Thro' sad Eclipse a various Train of Woes:
Untimely born, ill Luck betides thee still.

And can there, Thenot, be a greater Ill?

Nor Wolf, nor Fox, nor rot amongst our Sheep;
For, from all these good Shepherd's Care may keep:
Against ill Luck all cunning Foresight fails;
Whether we sleep or wake it nought avails,

Ah me, the while! ah me, the luckless Day!
Ah luckless Lad! the rather might I say:
Unhappy Hour, when first, in youthful Bud,
I left the fair Sabrina's silver Flood!
Ah silly I! more silly than my Sheep,
Which on thy flowry Banks I once did keep:
Sweet are thy Banks! O when shall I once more
With longing Eyes review thy beauteous Shore?
When in the Crystal of thy Waters see
My Face grown wan thro' Care and Misery?
When shall I see my Hut, the small Abode
My self had rais'd and cover'd o'er with Clod?
Tho' small it be, a mean and humble Cell,
Yet was there room for Peace and me to dwell.

And what the Cause that drew thee first away?
From thy lov'd Home what tempted thee to stray?

A lewd Desire strange Lands and Swains to know;
Ah God, that ever I shou'd covet Woe!
With wandring Feet unblest, and fond of Fame,
I sought I know not what, besides a Name.

Or, sooth to say, didst thou not hither roam
In hopes of Wealth, thou could'st not find at home?
A rowling Stone is ever bare of Moss;
And to their Cost green Years old Proverbs cross.

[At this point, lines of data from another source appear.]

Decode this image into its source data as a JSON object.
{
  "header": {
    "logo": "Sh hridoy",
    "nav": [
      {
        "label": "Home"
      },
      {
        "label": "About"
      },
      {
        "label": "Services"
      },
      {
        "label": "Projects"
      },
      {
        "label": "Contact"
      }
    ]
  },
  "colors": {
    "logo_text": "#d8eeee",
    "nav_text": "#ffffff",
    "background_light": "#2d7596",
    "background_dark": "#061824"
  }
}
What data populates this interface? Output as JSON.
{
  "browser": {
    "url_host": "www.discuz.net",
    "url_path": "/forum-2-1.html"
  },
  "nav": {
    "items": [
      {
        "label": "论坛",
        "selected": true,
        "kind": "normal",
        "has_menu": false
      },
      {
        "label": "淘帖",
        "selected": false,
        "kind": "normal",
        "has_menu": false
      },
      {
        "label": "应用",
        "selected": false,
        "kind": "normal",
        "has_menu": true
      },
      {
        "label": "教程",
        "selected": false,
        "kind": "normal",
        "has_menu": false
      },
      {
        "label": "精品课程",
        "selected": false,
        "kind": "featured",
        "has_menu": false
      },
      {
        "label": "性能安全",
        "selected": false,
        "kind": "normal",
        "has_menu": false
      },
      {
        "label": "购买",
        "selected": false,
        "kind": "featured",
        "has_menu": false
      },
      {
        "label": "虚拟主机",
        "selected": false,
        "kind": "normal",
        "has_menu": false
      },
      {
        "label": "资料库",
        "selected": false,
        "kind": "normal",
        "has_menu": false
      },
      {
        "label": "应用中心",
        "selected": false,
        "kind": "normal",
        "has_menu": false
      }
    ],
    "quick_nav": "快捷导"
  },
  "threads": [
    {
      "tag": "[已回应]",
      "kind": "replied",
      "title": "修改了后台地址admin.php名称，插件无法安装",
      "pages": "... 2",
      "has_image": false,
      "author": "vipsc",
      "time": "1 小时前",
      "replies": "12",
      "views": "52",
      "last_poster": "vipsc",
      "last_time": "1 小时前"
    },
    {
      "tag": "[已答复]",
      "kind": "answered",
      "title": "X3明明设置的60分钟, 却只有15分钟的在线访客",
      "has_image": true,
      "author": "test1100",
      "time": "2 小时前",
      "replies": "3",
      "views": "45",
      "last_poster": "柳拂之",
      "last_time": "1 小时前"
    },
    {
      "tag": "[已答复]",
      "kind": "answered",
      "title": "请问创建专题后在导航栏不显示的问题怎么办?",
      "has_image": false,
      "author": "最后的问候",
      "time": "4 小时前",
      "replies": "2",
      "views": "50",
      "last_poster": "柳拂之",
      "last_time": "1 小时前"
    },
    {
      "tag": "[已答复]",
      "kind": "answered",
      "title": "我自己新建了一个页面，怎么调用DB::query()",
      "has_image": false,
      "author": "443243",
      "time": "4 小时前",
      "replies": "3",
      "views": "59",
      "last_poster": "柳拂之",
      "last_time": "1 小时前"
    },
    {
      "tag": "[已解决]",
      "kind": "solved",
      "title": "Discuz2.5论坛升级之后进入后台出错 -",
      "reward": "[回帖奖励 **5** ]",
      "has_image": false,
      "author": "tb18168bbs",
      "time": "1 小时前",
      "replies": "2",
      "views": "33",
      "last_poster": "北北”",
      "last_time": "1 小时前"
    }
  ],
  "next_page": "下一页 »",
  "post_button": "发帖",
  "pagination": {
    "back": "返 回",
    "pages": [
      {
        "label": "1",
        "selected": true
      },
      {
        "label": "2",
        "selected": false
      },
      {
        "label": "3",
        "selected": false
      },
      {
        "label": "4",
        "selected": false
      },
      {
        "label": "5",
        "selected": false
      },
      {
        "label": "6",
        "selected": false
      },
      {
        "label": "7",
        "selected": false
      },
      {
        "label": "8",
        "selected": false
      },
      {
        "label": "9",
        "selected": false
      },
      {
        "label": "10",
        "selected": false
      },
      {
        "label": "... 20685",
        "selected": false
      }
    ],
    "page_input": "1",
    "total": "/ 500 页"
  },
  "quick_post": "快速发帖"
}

Small need there was, in flatt'ring Hopes of Gain,
To drive my pining Flock a-thwart the Plain
To distant Cam; fine Gain at length, I trow,
To hoard up to my self such deal of Woe!
My sheep quite spent through Travel and ill Fare,
And, like their Keeper, ragged grown and bare;
Here on cold Earth to make my nightly Bed,
And on a bending Willow rest my Head.
'Tis hard to bear the pinching Cold with Pain;
And hard is Want to th' unexperienc'd Swain:
But neither Want nor pinching Cold is hard,
To blasting Storms of Calumny compar'd:
Unkind as Hail it falls, whose pelting Show'rs
Destroy the tender Herb and budding Flow'rs.

Slander we Shepherds count the greatest Wrong;
For, what wounds sorer than an evil Tongue?

Untoward Lads, that Pleasance take in spite,
Make mock of all the Ditties I indite.
In vain, O Colinet, thy Pipe so shrill
Charms ev'ry Vale, and gladdens ev'ry Hill;
In vain thou seek'st the Cov'rings of the Grove,
In the cool Shade to sing the Heats of Love;
No Passion, but rank Envy, canst thou move:
Sing what thou wilt, ill Nature will prevail,
And ev'ry Elf has Skill enough to rail.
But yet, tho' poor and artless is my Vein,
Menalcas seems to like my simple Strain;
And long as he is pleas'd to hear my Song,
Which to Menalcas does of Right belong,
Nor Night nor Day shall my rude Musick cease,
I ask no more, so I Menalcas please.

Menalcas, Lord of all the neighb'ring Plains,
Preserves the Sheep, and o'er the Shepherds reigns:
For him our yearly Wakes and Feasts we hold,
And chuse the fattest Firstlings from the Fold:
He good to all, that good deserve, shall give
Thy Flock to feed, and thee at Ease to live;
Shall curb the Malice of unbridled Tongues,
And bounteously reward thy rural Songs.
This Night thy Cares with me forget, and fold
Thy Flock with mine to ward th' injurious Cold.
Sweet Milk and clouted Cream, soft Cheese and Curd,
With some remaining Fruit of last Year's Hoard,
Shall be our Ev'ning Fare; and for the Night,
Sweet Herbs and Moss, that gentle Sleep invite.
And now behold the Sun's departing Ray
O'er yonder Hill, the sign of ebbing Day:
With Songs the jovial Hines return from Plow,
And th' unyok'd Heifers, pacing homeward, low.

[pp. 41-49]